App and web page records

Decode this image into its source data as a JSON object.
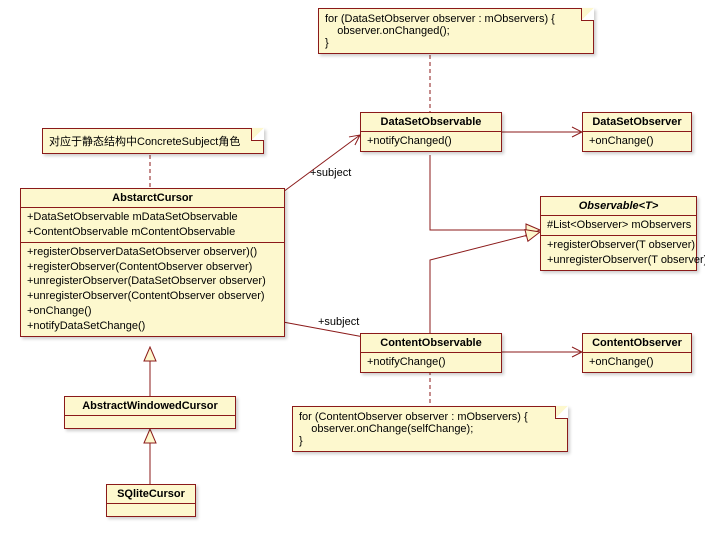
{
  "notes": {
    "top": {
      "line1": "for (DataSetObserver observer : mObservers) {",
      "line2": "    observer.onChanged();",
      "line3": "}"
    },
    "concrete_subject": "对应于静态结构中ConcreteSubject角色",
    "bottom": {
      "line1": "for (ContentObserver observer : mObservers) {",
      "line2": "    observer.onChange(selfChange);",
      "line3": "}"
    }
  },
  "classes": {
    "abstract_cursor": {
      "name": "AbstarctCursor",
      "attrs": [
        "+DataSetObservable  mDataSetObservable",
        "+ContentObservable mContentObservable"
      ],
      "ops": [
        "+registerObserverDataSetObserver observer)()",
        "+registerObserver(ContentObserver observer)",
        "+unregisterObserver(DataSetObserver observer)",
        "+unregisterObserver(ContentObserver observer)",
        "+onChange()",
        "+notifyDataSetChange()"
      ]
    },
    "abstract_windowed_cursor": {
      "name": "AbstractWindowedCursor"
    },
    "sqlite_cursor": {
      "name": "SQliteCursor"
    },
    "dataset_observable": {
      "name": "DataSetObservable",
      "ops": [
        "+notifyChanged()"
      ]
    },
    "dataset_observer": {
      "name": "DataSetObserver",
      "ops": [
        "+onChange()"
      ]
    },
    "observable_t": {
      "name": "Observable<T>",
      "attrs": [
        "#List<Observer> mObservers"
      ],
      "ops": [
        "+registerObserver(T observer)",
        "+unregisterObserver(T observer)"
      ]
    },
    "content_observable": {
      "name": "ContentObservable",
      "ops": [
        "+notifyChange()"
      ]
    },
    "content_observer": {
      "name": "ContentObserver",
      "ops": [
        "+onChange()"
      ]
    }
  },
  "labels": {
    "subject1": "+subject",
    "subject2": "+subject"
  }
}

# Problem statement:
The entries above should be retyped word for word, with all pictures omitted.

# Written answer:
Decode this image into its source data as a JSON object.
{
  "notes": {
    "top": {
      "line1": "for (DataSetObserver observer : mObservers) {",
      "line2": "    observer.onChanged();",
      "line3": "}"
    },
    "concrete_subject": "对应于静态结构中ConcreteSubject角色",
    "bottom": {
      "line1": "for (ContentObserver observer : mObservers) {",
      "line2": "    observer.onChange(selfChange);",
      "line3": "}"
    }
  },
  "classes": {
    "abstract_cursor": {
      "name": "AbstarctCursor",
      "attrs": [
        "+DataSetObservable  mDataSetObservable",
        "+ContentObservable mContentObservable"
      ],
      "ops": [
        "+registerObserverDataSetObserver observer)()",
        "+registerObserver(ContentObserver observer)",
        "+unregisterObserver(DataSetObserver observer)",
        "+unregisterObserver(ContentObserver observer)",
        "+onChange()",
        "+notifyDataSetChange()"
      ]
    },
    "abstract_windowed_cursor": {
      "name": "AbstractWindowedCursor"
    },
    "sqlite_cursor": {
      "name": "SQliteCursor"
    },
    "dataset_observable": {
      "name": "DataSetObservable",
      "ops": [
        "+notifyChanged()"
      ]
    },
    "dataset_observer": {
      "name": "DataSetObserver",
      "ops": [
        "+onChange()"
      ]
    },
    "observable_t": {
      "name": "Observable<T>",
      "attrs": [
        "#List<Observer> mObservers"
      ],
      "ops": [
        "+registerObserver(T observer)",
        "+unregisterObserver(T observer)"
      ]
    },
    "content_observable": {
      "name": "ContentObservable",
      "ops": [
        "+notifyChange()"
      ]
    },
    "content_observer": {
      "name": "ContentObserver",
      "ops": [
        "+onChange()"
      ]
    }
  },
  "labels": {
    "subject1": "+subject",
    "subject2": "+subject"
  }
}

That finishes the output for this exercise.